Two decades after the Exxon Valdez oil spill, cleanup technology has progressed so little that the biggest advancement in the Gulf of Mexico disaster, at least in the public’s mind, is an oil-water separator based on a 17-year-old patent and promoted by the movie star Kevin Costner…

Read Full Article; The New York Times

Sand mining ban for North Stradbroke Island, Australia

North Stradbroke Island. Photo source: ©© Paul Welding


The ancient dunes of North Stradbroke Island will be saved under a bold new plan to phase out sand mining and convert the ecosensitive tourist playground to a national park.

Premier of Queensland, Anna Bligh, just announced that the Government will progressively halt sand mining on North Stradbroke Island by 2027.

After 50 years of mining, 80 per cent of the island will eventually be converted to national park, with 50 per cent of it to be declared within the next 18 months…

Read Full Article, Courier Mail

Green jobs to replace mining work on Stradbroke: Bligh, Brisbane Time (06-21-2010)
Hundreds of mining jobs set to disappear as the industry is wound up on North Stradbroke Island will be replaced with green positions, Premier Anna Bligh claims. Ms Bligh announced on Sunday, up to 80 per cent of the huge sand island off Brisbane would be declared a national park and no new mining leases would be signed…

1 million times the normal level of methane gas near the Gulf oil spill

Photo source: ©© Eric Vondy


It is an overlooked danger in oil spill crisis: The crude gushing from the well contains vast amounts of natural gas that could pose a serious threat to the Gulf of Mexico’s fragile ecosystem.

The oil emanating from the seafloor contains about 40 percent methane, compared with about 5 percent found in typical oil deposits, said John Kessler, a Texas A&M University oceanographer who is studying the impact of methane from the spill.

As much as 1 million times the normal level of methane gas has been found in some regions near the Gulf of Mexico oil spill, enough to potentially deplete oxygen and create a dead zone, U.S. scientists said on Tuesday…

Read Full Article, Reuters

Methane adding New Concerns; BBC News
The massive floating drilling rig Deepwater Horizon was around 50 miles off the coast when it sank.

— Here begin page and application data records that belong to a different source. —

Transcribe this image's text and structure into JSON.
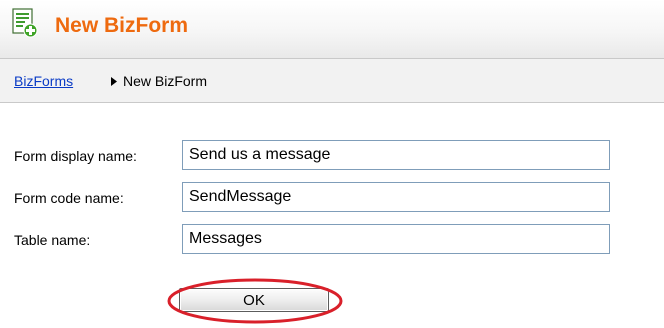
{
  "header": {
    "title": "New BizForm",
    "icon": "new-form-icon"
  },
  "breadcrumb": {
    "parent": "BizForms",
    "current": "New BizForm",
    "separator_icon": "triangle-right-icon"
  },
  "form": {
    "display_name": {
      "label": "Form display name:",
      "value": "Send us a message"
    },
    "code_name": {
      "label": "Form code name:",
      "value": "SendMessage"
    },
    "table_name": {
      "label": "Table name:",
      "value": "Messages"
    },
    "ok_label": "OK"
  },
  "colors": {
    "title": "#ee6a0f",
    "link": "#0a3bc6",
    "annotation": "#d9202a"
  }
}
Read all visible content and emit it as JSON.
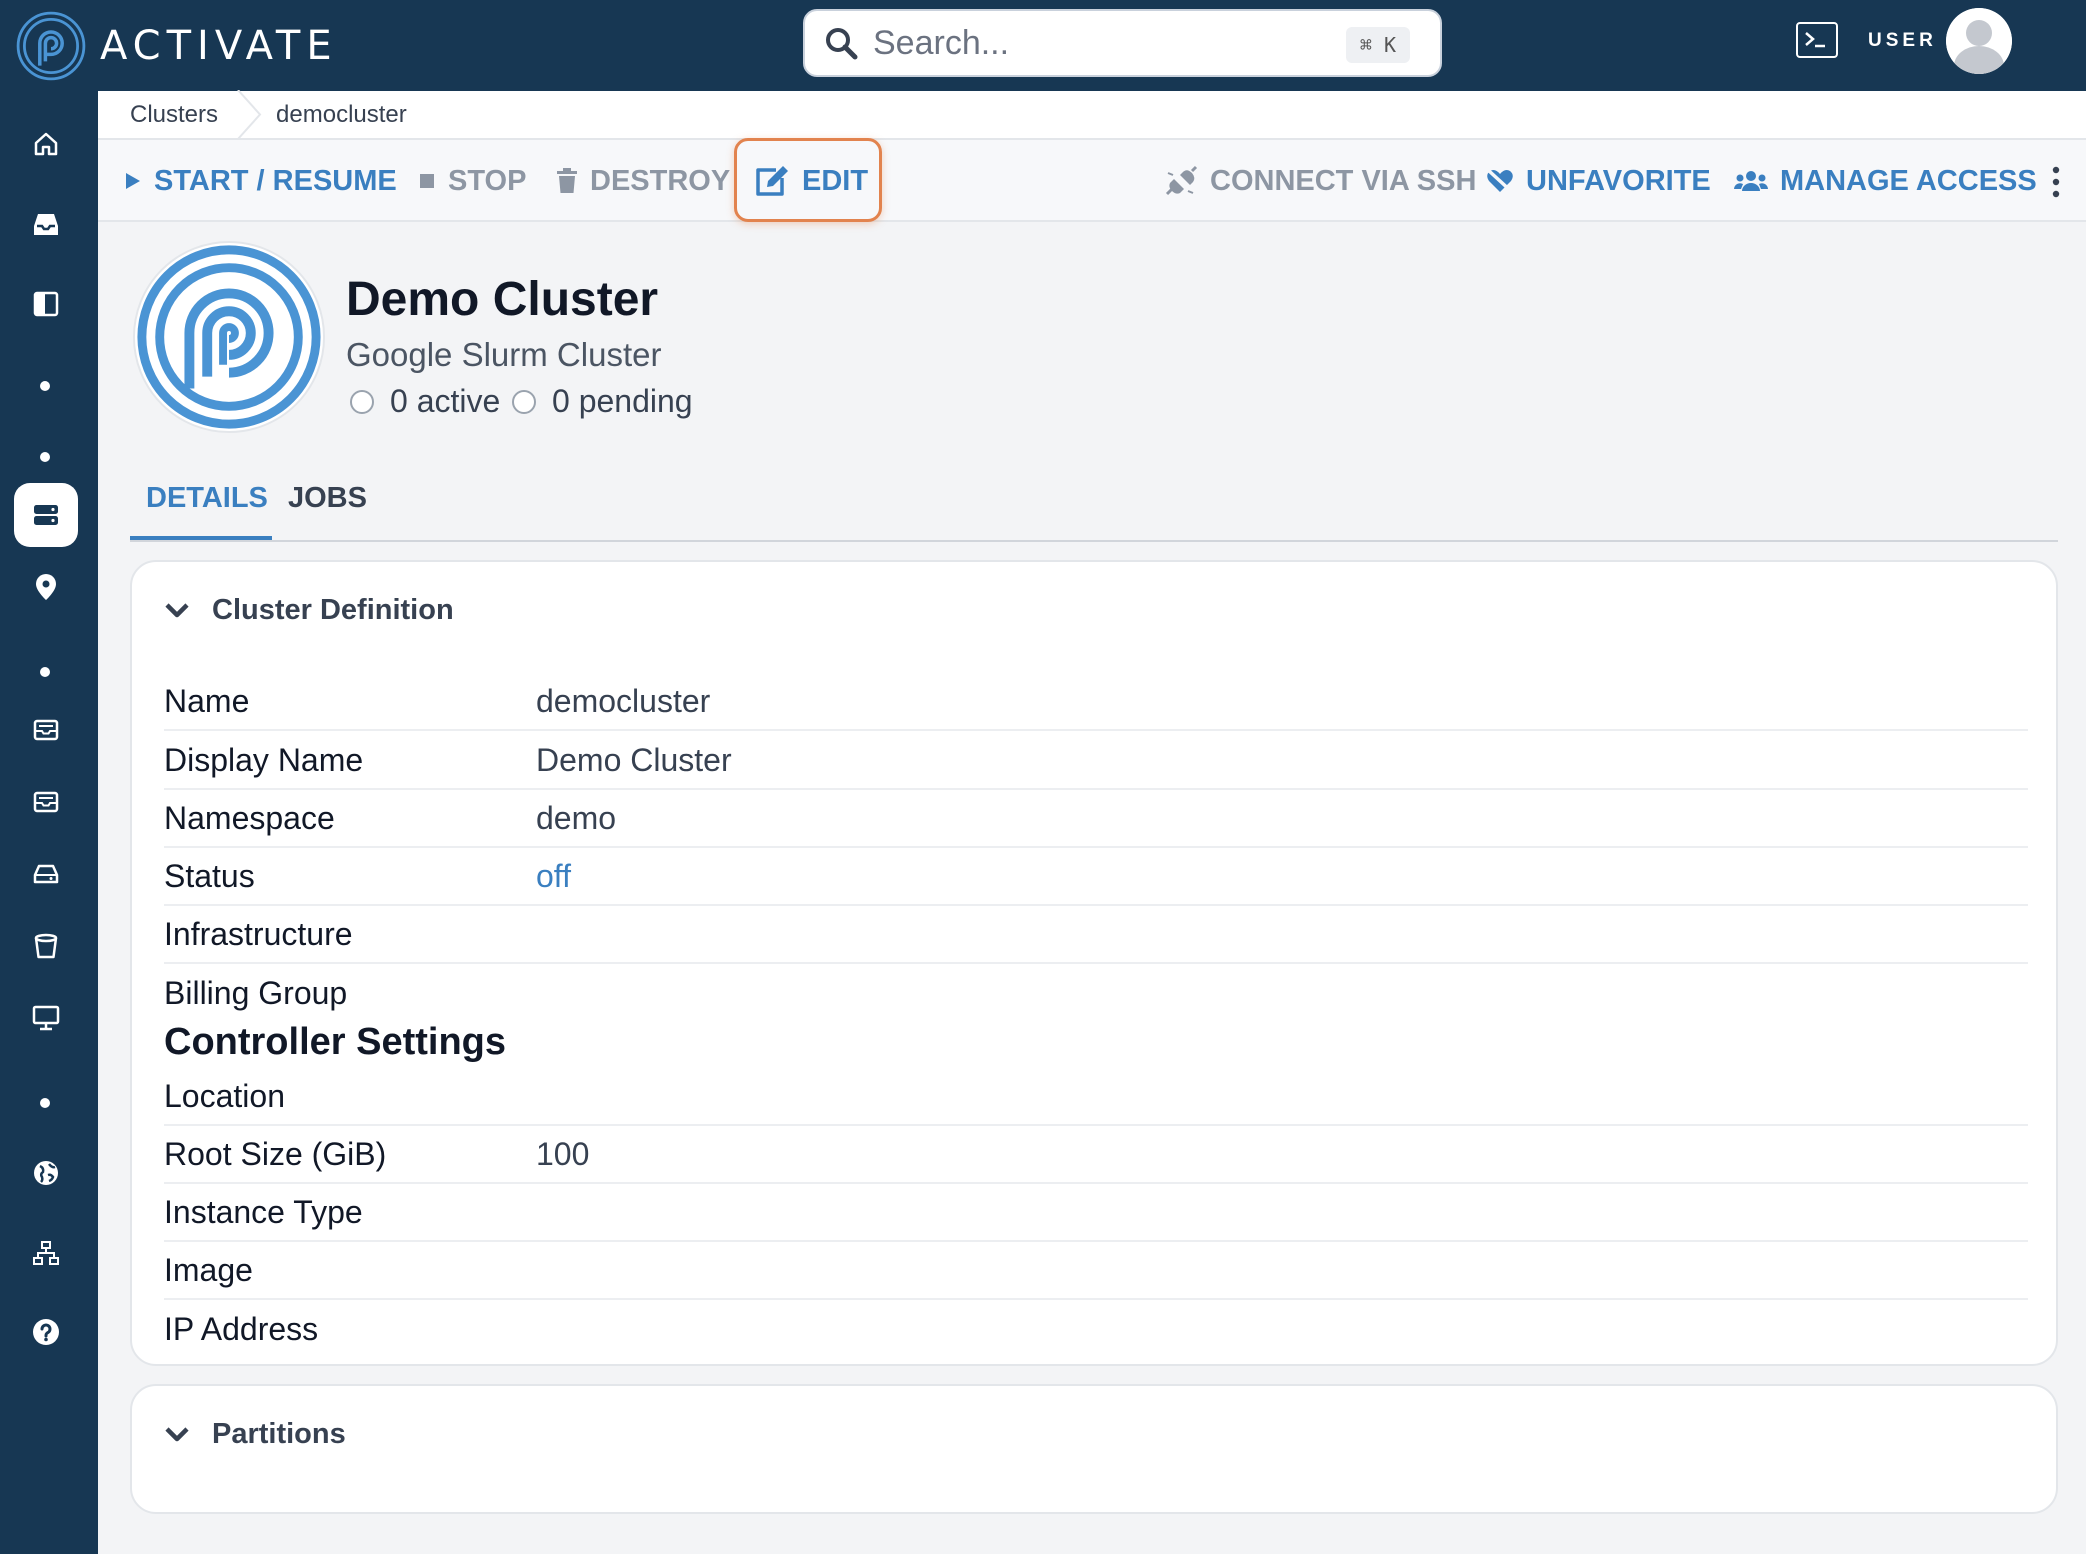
{
  "colors": {
    "topbar": "#173753",
    "accent": "#3a7fc0",
    "muted": "#8d96a3",
    "highlight": "#e2834e"
  },
  "topbar": {
    "brand": "ACTIVATE",
    "search_placeholder": "Search...",
    "search_shortcut": "⌘ K",
    "user_label": "USER"
  },
  "sidebar": {
    "icons": [
      "home-icon",
      "inbox-icon",
      "panel-icon",
      "server-icon",
      "location-pin-icon",
      "storage-icon",
      "storage-icon",
      "drive-icon",
      "bucket-icon",
      "desktop-icon",
      "globe-icon",
      "network-icon",
      "help-icon"
    ],
    "active": "server-icon"
  },
  "breadcrumb": {
    "items": [
      "Clusters",
      "democluster"
    ]
  },
  "actions": {
    "start": "START / RESUME",
    "stop": "STOP",
    "destroy": "DESTROY",
    "edit": "EDIT",
    "ssh": "CONNECT VIA SSH",
    "unfavorite": "UNFAVORITE",
    "manage": "MANAGE ACCESS"
  },
  "cluster": {
    "title": "Demo Cluster",
    "subtitle": "Google Slurm Cluster",
    "active": "0 active",
    "pending": "0 pending"
  },
  "tabs": {
    "details": "DETAILS",
    "jobs": "JOBS"
  },
  "definition": {
    "heading": "Cluster Definition",
    "rows": [
      {
        "key": "Name",
        "value": "democluster"
      },
      {
        "key": "Display Name",
        "value": "Demo Cluster"
      },
      {
        "key": "Namespace",
        "value": "demo"
      },
      {
        "key": "Status",
        "value": "off"
      },
      {
        "key": "Infrastructure",
        "value": ""
      },
      {
        "key": "Billing Group",
        "value": ""
      }
    ],
    "controller_heading": "Controller Settings",
    "controller_rows": [
      {
        "key": "Location",
        "value": ""
      },
      {
        "key": "Root Size (GiB)",
        "value": "100"
      },
      {
        "key": "Instance Type",
        "value": ""
      },
      {
        "key": "Image",
        "value": ""
      },
      {
        "key": "IP Address",
        "value": ""
      }
    ]
  },
  "partitions": {
    "heading": "Partitions"
  }
}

Now the area where it was once positioned in the Gulf of Mexico is comparable to a floating town, with around 60 vessels involved in the efforts to capture and clean up the oil, and to drill relief wells to seal the leak…